_Work instructions_
Each entry, in full: reproduce it exactly.

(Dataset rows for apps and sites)
####################
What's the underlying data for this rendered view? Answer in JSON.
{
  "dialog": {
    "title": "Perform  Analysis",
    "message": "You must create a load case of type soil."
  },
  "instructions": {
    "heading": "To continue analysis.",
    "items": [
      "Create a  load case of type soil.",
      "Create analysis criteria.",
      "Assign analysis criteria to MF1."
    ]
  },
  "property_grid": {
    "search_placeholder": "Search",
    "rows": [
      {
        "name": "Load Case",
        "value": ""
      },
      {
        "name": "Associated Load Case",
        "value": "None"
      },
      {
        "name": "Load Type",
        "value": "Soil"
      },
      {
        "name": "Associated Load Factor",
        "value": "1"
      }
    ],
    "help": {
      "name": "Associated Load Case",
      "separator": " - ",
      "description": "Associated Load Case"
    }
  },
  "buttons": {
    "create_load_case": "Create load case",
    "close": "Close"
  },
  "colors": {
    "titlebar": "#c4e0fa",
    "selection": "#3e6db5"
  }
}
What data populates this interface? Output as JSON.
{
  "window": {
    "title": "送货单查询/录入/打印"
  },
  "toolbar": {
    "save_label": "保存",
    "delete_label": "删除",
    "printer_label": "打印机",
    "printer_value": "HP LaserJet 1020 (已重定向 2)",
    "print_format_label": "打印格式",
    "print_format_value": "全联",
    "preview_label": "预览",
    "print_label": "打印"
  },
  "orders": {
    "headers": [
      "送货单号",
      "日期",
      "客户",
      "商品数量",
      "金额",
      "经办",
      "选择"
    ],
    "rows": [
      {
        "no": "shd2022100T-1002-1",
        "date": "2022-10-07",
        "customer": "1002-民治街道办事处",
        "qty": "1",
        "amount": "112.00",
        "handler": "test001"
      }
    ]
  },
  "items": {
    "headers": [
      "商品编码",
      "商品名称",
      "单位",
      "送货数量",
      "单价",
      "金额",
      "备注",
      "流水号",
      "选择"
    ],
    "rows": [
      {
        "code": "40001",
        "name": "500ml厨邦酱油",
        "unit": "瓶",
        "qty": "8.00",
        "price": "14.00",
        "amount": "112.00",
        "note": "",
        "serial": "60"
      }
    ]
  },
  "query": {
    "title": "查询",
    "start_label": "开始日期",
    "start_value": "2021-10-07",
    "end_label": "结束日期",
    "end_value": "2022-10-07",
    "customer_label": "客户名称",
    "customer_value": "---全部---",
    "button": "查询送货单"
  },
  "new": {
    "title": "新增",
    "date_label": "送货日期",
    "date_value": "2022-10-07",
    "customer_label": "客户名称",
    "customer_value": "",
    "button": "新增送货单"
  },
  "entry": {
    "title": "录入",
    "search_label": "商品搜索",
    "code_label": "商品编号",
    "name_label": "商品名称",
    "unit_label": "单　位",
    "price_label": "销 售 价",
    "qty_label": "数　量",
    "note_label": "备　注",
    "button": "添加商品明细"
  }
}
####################
_Answer to this exercise_
What's the underlying data for this rendered view? Answer in JSON.
{
  "dialog": {
    "title": "Perform  Analysis",
    "message": "You must create a load case of type soil."
  },
  "instructions": {
    "heading": "To continue analysis.",
    "items": [
      "Create a  load case of type soil.",
      "Create analysis criteria.",
      "Assign analysis criteria to MF1."
    ]
  },
  "property_grid": {
    "search_placeholder": "Search",
    "rows": [
      {
        "name": "Load Case",
        "value": ""
      },
      {
        "name": "Associated Load Case",
        "value": "None"
      },
      {
        "name": "Load Type",
        "value": "Soil"
      },
      {
        "name": "Associated Load Factor",
        "value": "1"
      }
    ],
    "help": {
      "name": "Associated Load Case",
      "separator": " - ",
      "description": "Associated Load Case"
    }
  },
  "buttons": {
    "create_load_case": "Create load case",
    "close": "Close"
  },
  "colors": {
    "titlebar": "#c4e0fa",
    "selection": "#3e6db5"
  }
}
What data populates this interface? Output as JSON.
{
  "window": {
    "title": "送货单查询/录入/打印"
  },
  "toolbar": {
    "save_label": "保存",
    "delete_label": "删除",
    "printer_label": "打印机",
    "printer_value": "HP LaserJet 1020 (已重定向 2)",
    "print_format_label": "打印格式",
    "print_format_value": "全联",
    "preview_label": "预览",
    "print_label": "打印"
  },
  "orders": {
    "headers": [
      "送货单号",
      "日期",
      "客户",
      "商品数量",
      "金额",
      "经办",
      "选择"
    ],
    "rows": [
      {
        "no": "shd2022100T-1002-1",
        "date": "2022-10-07",
        "customer": "1002-民治街道办事处",
        "qty": "1",
        "amount": "112.00",
        "handler": "test001"
      }
    ]
  },
  "items": {
    "headers": [
      "商品编码",
      "商品名称",
      "单位",
      "送货数量",
      "单价",
      "金额",
      "备注",
      "流水号",
      "选择"
    ],
    "rows": [
      {
        "code": "40001",
        "name": "500ml厨邦酱油",
        "unit": "瓶",
        "qty": "8.00",
        "price": "14.00",
        "amount": "112.00",
        "note": "",
        "serial": "60"
      }
    ]
  },
  "query": {
    "title": "查询",
    "start_label": "开始日期",
    "start_value": "2021-10-07",
    "end_label": "结束日期",
    "end_value": "2022-10-07",
    "customer_label": "客户名称",
    "customer_value": "---全部---",
    "button": "查询送货单"
  },
  "new": {
    "title": "新增",
    "date_label": "送货日期",
    "date_value": "2022-10-07",
    "customer_label": "客户名称",
    "customer_value": "",
    "button": "新增送货单"
  },
  "entry": {
    "title": "录入",
    "search_label": "商品搜索",
    "code_label": "商品编号",
    "name_label": "商品名称",
    "unit_label": "单　位",
    "price_label": "销 售 价",
    "qty_label": "数　量",
    "note_label": "备　注",
    "button": "添加商品明细"
  }
}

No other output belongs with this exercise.